FIFA, the governing body of world football, and two other organizations in America will receive about $200 million in compensation from the US government after the Justice Department classified them as victims of the corruption scandal that toppled most of their senior leadership in 2015. threw.
The repayment will begin with an initial payment of $32.3 million in forfeitures, the Justice Department said Tuesday, but prosecutors have approved a plan that would allow the football organizations to receive as much as $201 million.
The return of the money comes six years after an extensive criminal prosecution uncovered decades of corruption on a staggering scale, draining millions of dollars from sports and into the pockets of football officials and business executives worldwide. It comes five years after FIFA, which labeled itself corrupt but not corrupt, first began asking for some of the money US officials collected in the case.
Refunds will be made to FIFA, the sport’s governing body; Concacaf, the organization that oversees football in the Americas and the Caribbean; and Conmebol, who rules the sport in South America. The previous leaders of those organizations, as well as those of national football federations across America, were deeply involved in the scandal. Since 2015, more than 50 people and companies have been indicted and dozens have pleaded guilty.

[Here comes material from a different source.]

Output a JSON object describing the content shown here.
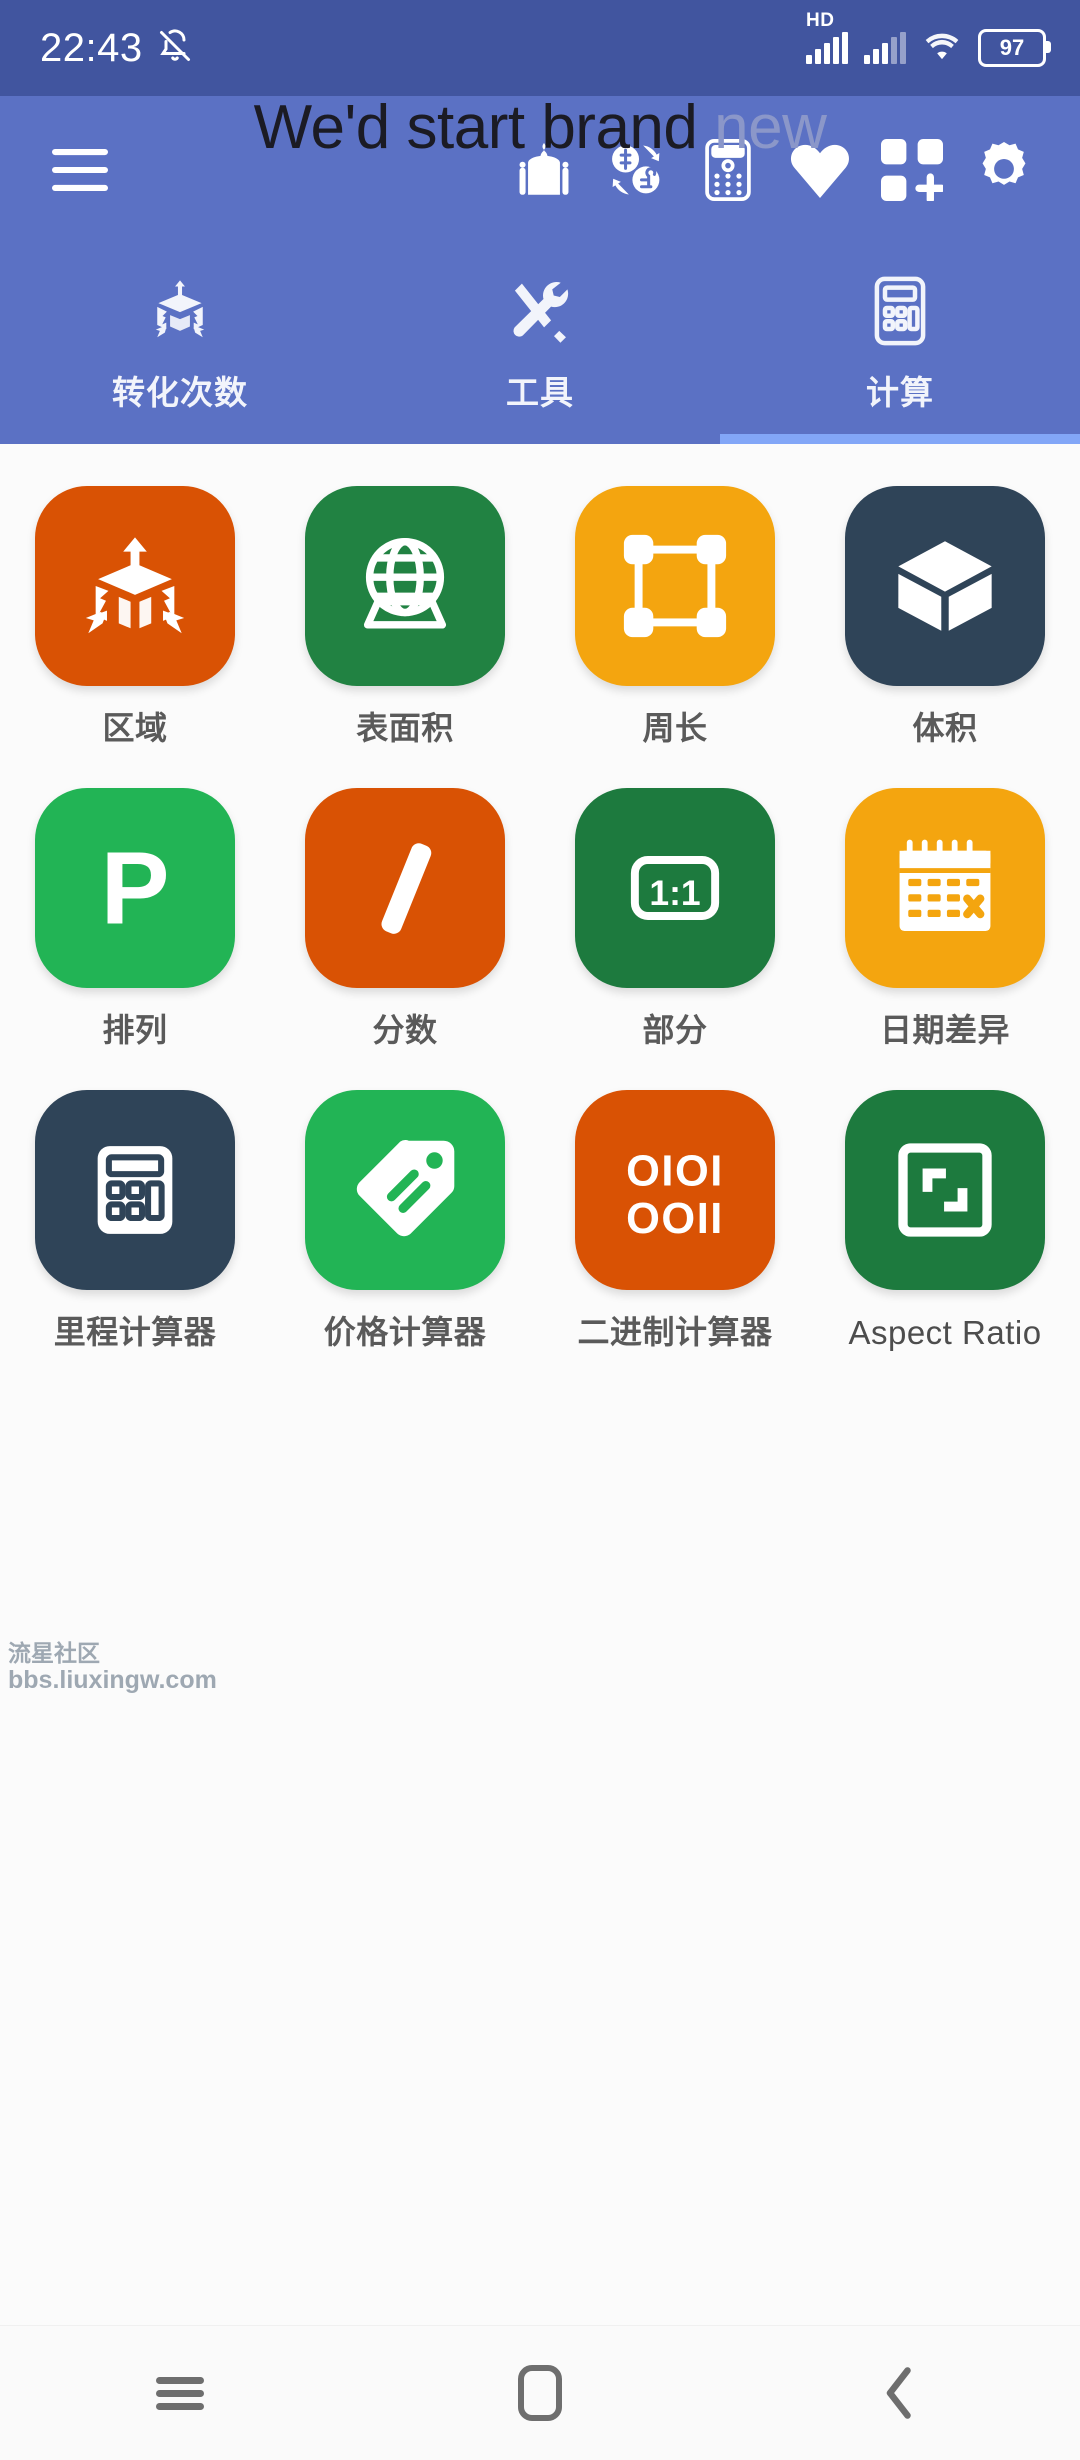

The Justice Department’s decision suggested a measure of restored confidence in FIFA’s management, even though the money came with the necessary obligations: the money should be walled in a foundation and focused on the development of football around the world. , according to Tuesday’s announcement.

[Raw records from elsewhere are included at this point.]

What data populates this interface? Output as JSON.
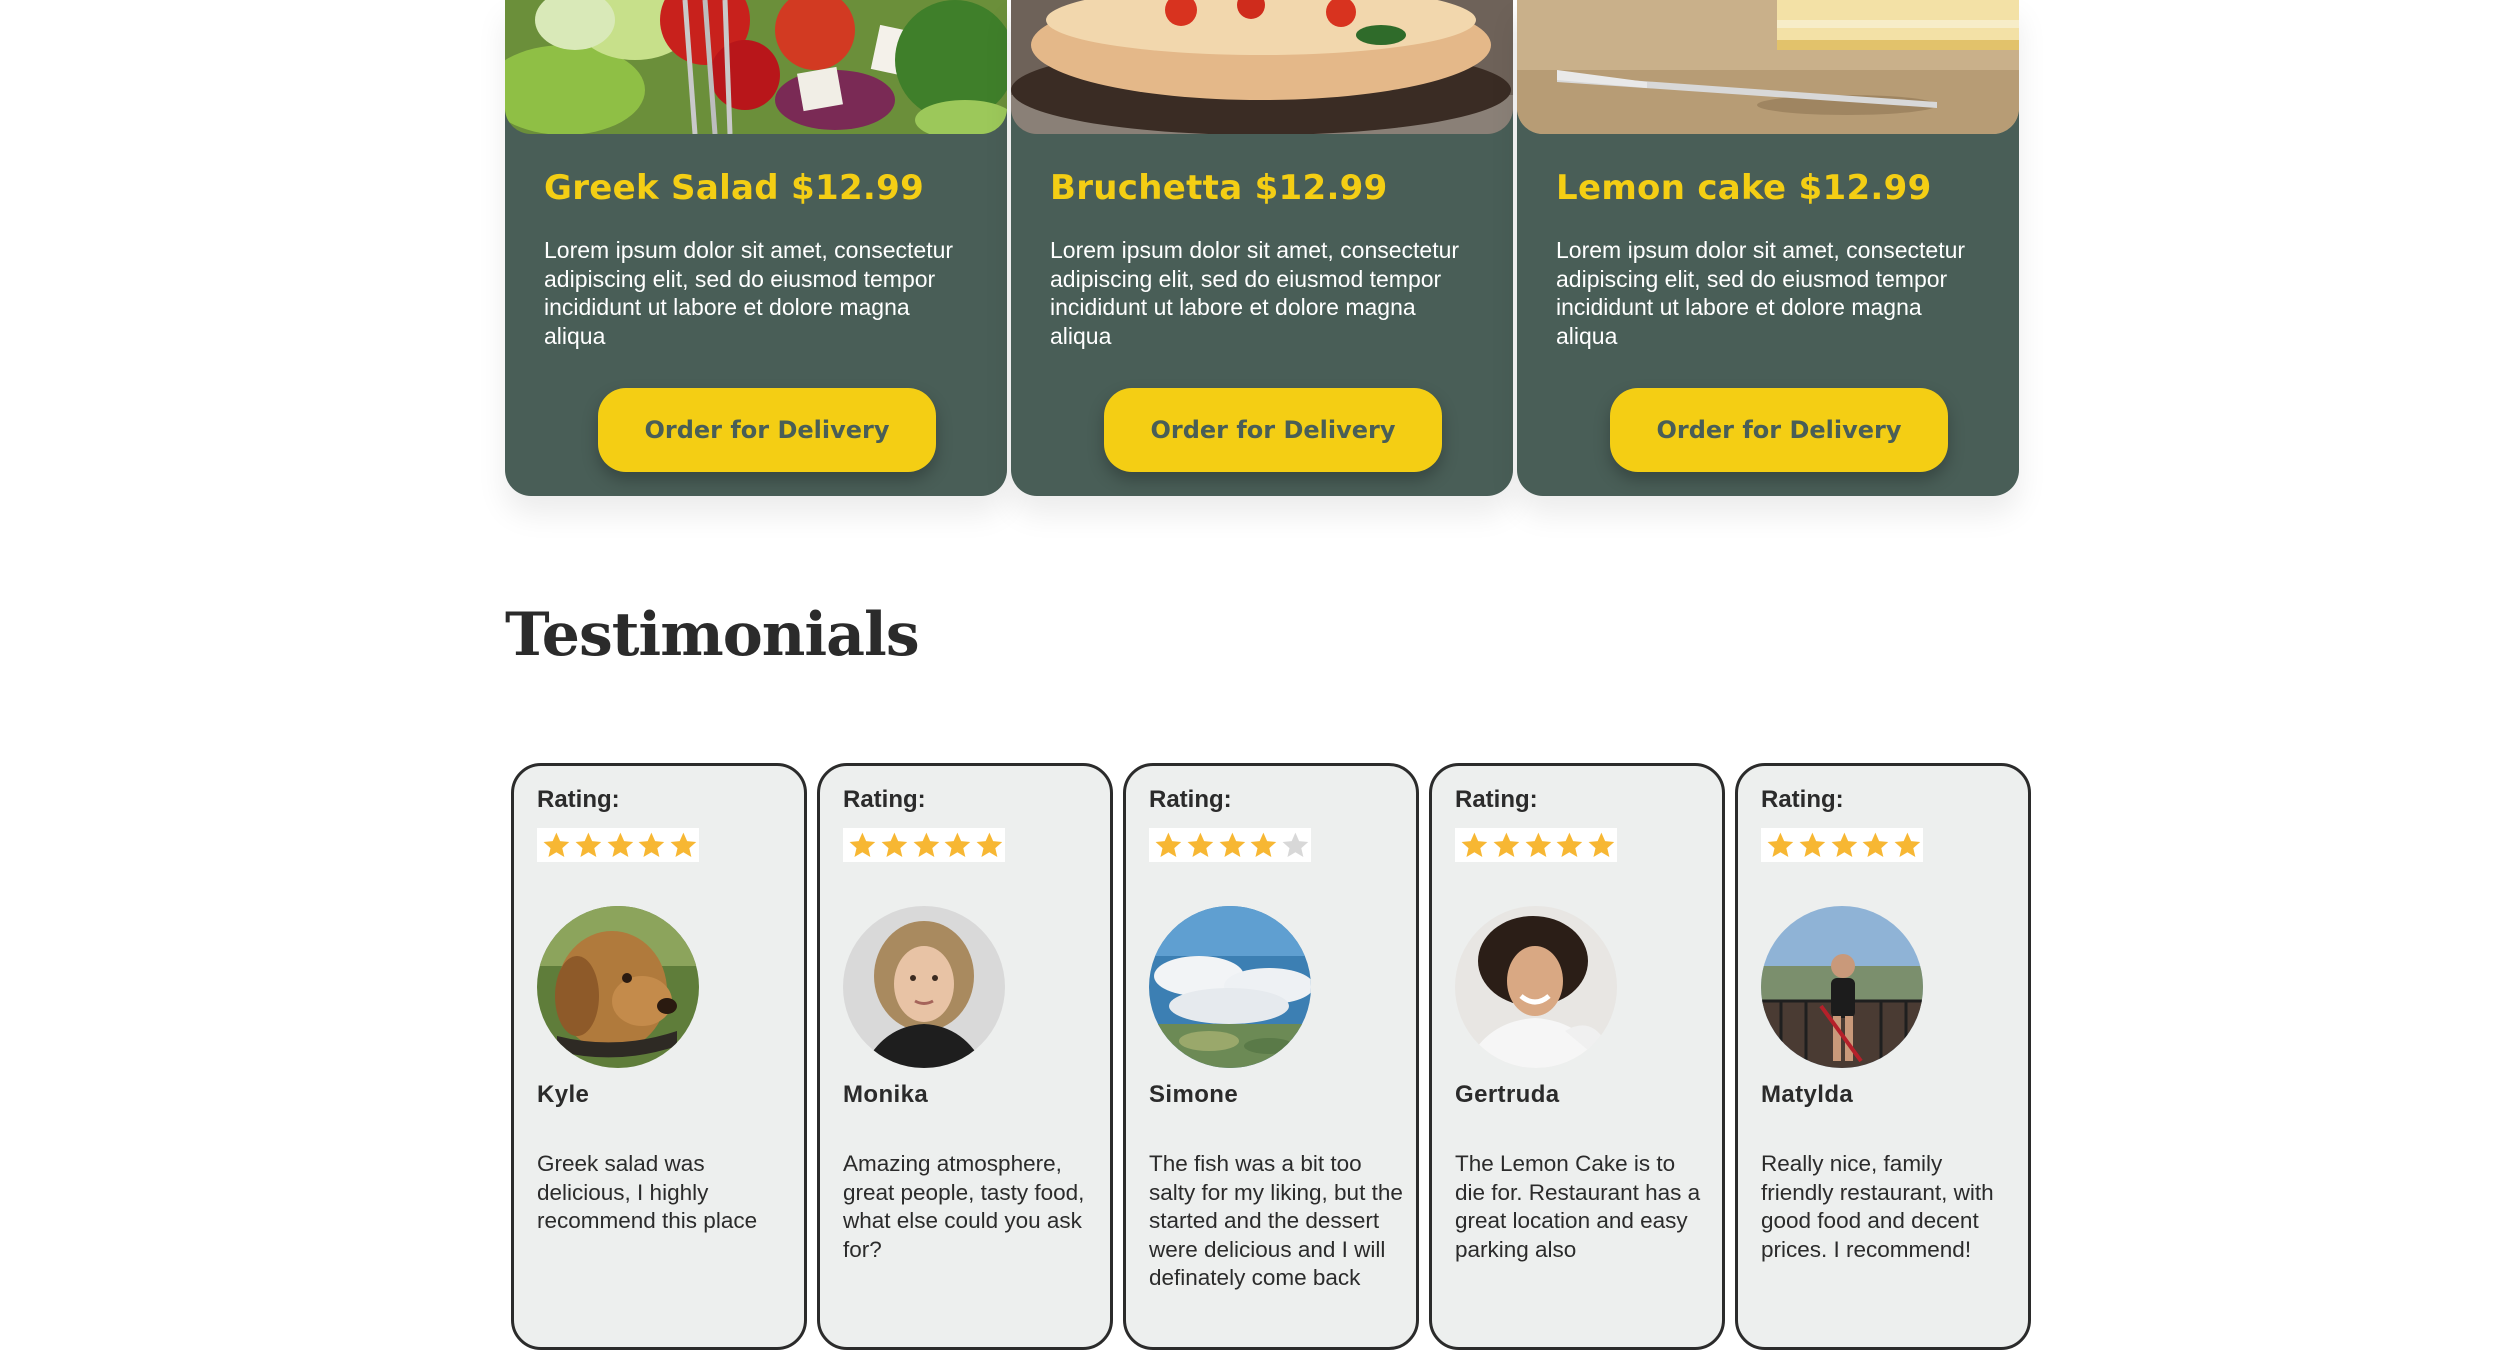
{
  "specials": [
    {
      "title": "Greek Salad $12.99",
      "description": "Lorem ipsum dolor sit amet, consectetur adipiscing elit, sed do eiusmod tempor incididunt ut labore et dolore magna aliqua",
      "button_label": "Order for Delivery"
    },
    {
      "title": "Bruchetta $12.99",
      "description": "Lorem ipsum dolor sit amet, consectetur adipiscing elit, sed do eiusmod tempor incididunt ut labore et dolore magna aliqua",
      "button_label": "Order for Delivery"
    },
    {
      "title": "Lemon cake $12.99",
      "description": "Lorem ipsum dolor sit amet, consectetur adipiscing elit, sed do eiusmod tempor incididunt ut labore et dolore magna aliqua",
      "button_label": "Order for Delivery"
    }
  ],
  "testimonials": {
    "title": "Testimonials",
    "items": [
      {
        "rating_label": "Rating:",
        "rating": 5,
        "name": "Kyle",
        "text": "Greek salad was delicious, I highly recommend this place"
      },
      {
        "rating_label": "Rating:",
        "rating": 5,
        "name": "Monika",
        "text": "Amazing atmosphere, great people, tasty food, what else could you ask for?"
      },
      {
        "rating_label": "Rating:",
        "rating": 4,
        "name": "Simone",
        "text": "The fish was a bit too salty for my liking, but the started and the dessert were delicious and I will definately come back"
      },
      {
        "rating_label": "Rating:",
        "rating": 5,
        "name": "Gertruda",
        "text": "The Lemon Cake is to die for. Restaurant has a great location and easy parking also"
      },
      {
        "rating_label": "Rating:",
        "rating": 5,
        "name": "Matylda",
        "text": "Really nice, family friendly restaurant, with good food and decent prices. I recommend!"
      }
    ]
  },
  "colors": {
    "card_green": "#495e57",
    "accent_yellow": "#f4ce14",
    "star_filled": "#f7b733",
    "star_empty": "#d8d8d8",
    "testimonial_bg": "#edefee",
    "text_dark": "#2b2b2b"
  },
  "icons": {
    "star": "star-icon"
  }
}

Such spending parameters have permeated other major corruption cases, such as the United Nations Oil-for-Food case, in which the Justice Department specifically assigned restitution money to a development fund in Iraq.
When US authorities announced their criminal case in 2015 and charged dozens of powerful officials and marketing executives on charges including racketeering, telephony fraud and money laundering conspiracy, prosecutors made it clear that they saw the football organizations as victims co-opted by dishonest operators.

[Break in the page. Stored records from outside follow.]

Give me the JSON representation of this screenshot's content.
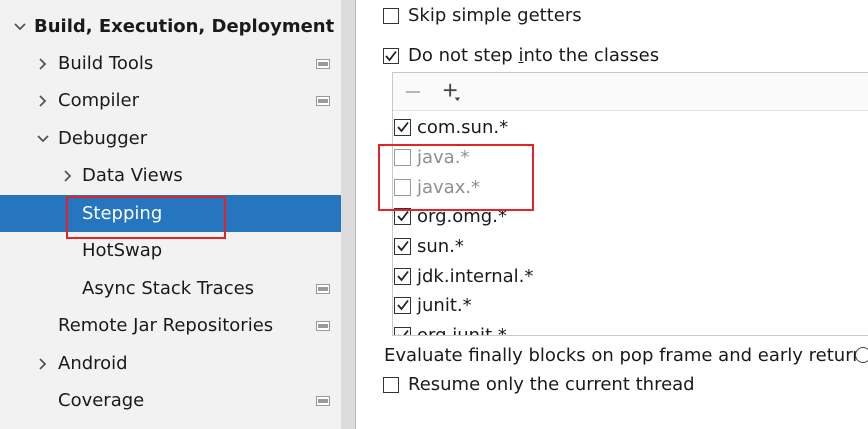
{
  "tree": {
    "items": [
      {
        "label": "Build, Execution, Deployment",
        "expanded": true,
        "icon": "chevron-down-icon",
        "has_page_icon": false
      },
      {
        "label": "Build Tools",
        "icon": "chevron-right-icon",
        "has_page_icon": true
      },
      {
        "label": "Compiler",
        "icon": "chevron-right-icon",
        "has_page_icon": true
      },
      {
        "label": "Debugger",
        "icon": "chevron-down-icon",
        "has_page_icon": false
      },
      {
        "label": "Data Views",
        "icon": "chevron-right-icon",
        "has_page_icon": false
      },
      {
        "label": "Stepping",
        "selected": true,
        "has_page_icon": false
      },
      {
        "label": "HotSwap",
        "has_page_icon": false
      },
      {
        "label": "Async Stack Traces",
        "has_page_icon": true
      },
      {
        "label": "Remote Jar Repositories",
        "has_page_icon": true
      },
      {
        "label": "Android",
        "icon": "chevron-right-icon",
        "has_page_icon": false
      },
      {
        "label": "Coverage",
        "has_page_icon": true
      }
    ],
    "selected_color": "#2675bf"
  },
  "options": {
    "skip_getters": {
      "label_pre": "Skip simple ",
      "label_u": "g",
      "label_post": "etters",
      "checked": false
    },
    "do_not_step": {
      "label_pre": "Do not step ",
      "label_u": "i",
      "label_post": "nto the classes",
      "checked": true
    },
    "evaluate_finally": {
      "label": "Evaluate finally blocks on pop frame and early return:"
    },
    "resume_current": {
      "label": "Resume only the current thread",
      "checked": false
    }
  },
  "class_filters": {
    "toolbar": {
      "remove_icon": "minus-icon",
      "add_icon": "plus-dropdown-icon"
    },
    "items": [
      {
        "pattern": "com.sun.*",
        "checked": true,
        "enabled": true
      },
      {
        "pattern": "java.*",
        "checked": false,
        "enabled": false
      },
      {
        "pattern": "javax.*",
        "checked": false,
        "enabled": false
      },
      {
        "pattern": "org.omg.*",
        "checked": true,
        "enabled": true
      },
      {
        "pattern": "sun.*",
        "checked": true,
        "enabled": true
      },
      {
        "pattern": "jdk.internal.*",
        "checked": true,
        "enabled": true
      },
      {
        "pattern": "junit.*",
        "checked": true,
        "enabled": true
      },
      {
        "pattern": "org.junit.*",
        "checked": true,
        "enabled": true
      }
    ]
  },
  "annotation_color": "#e2232a"
}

Lawyers from FIFA, Conmebol and Concacaf continued to fight to control the perception of prosecutors and the public, trying to distance the organizations from the accused criminals; cooperate with the authorities; and empower the sports organizations as victims powerless against the fraud of their top leaders.
In a 2016 lawsuit, FIFA lawyers argued that the organization had lost at least $28 million to 20 football officials in 12 years, along with other incalculable costs.
Through other channels, Conmebol has already recovered millions of dollars. In July, it said it had received more than $1.7 million from Swiss authorities, money held in a personal account of a former secretary general of Conmebol. That money was in addition to the $55 million the organization said it had already recovered from the accounts of other former officials.
In the years since it came to the fore with luxury hotel raids in 2015, the FIFA case, one of the largest criminal charges in America when it was announced, has progressed, even as public attention to the proceedings and to corruption in global football has declined.
This week, Reynaldo Vasquez, El Salvador’s former top football official who was indicted in 2015, pleaded guilty in federal court in Brooklyn. Earlier this year, prosecutors announced that Swiss bank Julius Baer had agreed to pay more than $79 million in fines for its role in money laundering in the scandal.
Yet, years later, key figures have still not been convicted or convicted, and some former officials are still at large. One, Marco Polo del Nero, the former head of the Brazilian Football Federation, was recently taken in while he appeared to be running the federation’s affairs, despite FIFA banning him for life from working in organized football.
When announcing the new conviction this week, U.S. law enforcement officials telegraphed that they were still watching the sport, and Tuesday’s announcement underscored that.
“From the outset,” United States Acting United States Attorney for the Eastern District of New York, Jacquelyn M. Kasulis, said in a statement, “this investigation and prosecution have been focused on bringing wrongdoers to justice and redressing wrongful acts.” gains obtained, which work for the sake of the beautiful game.”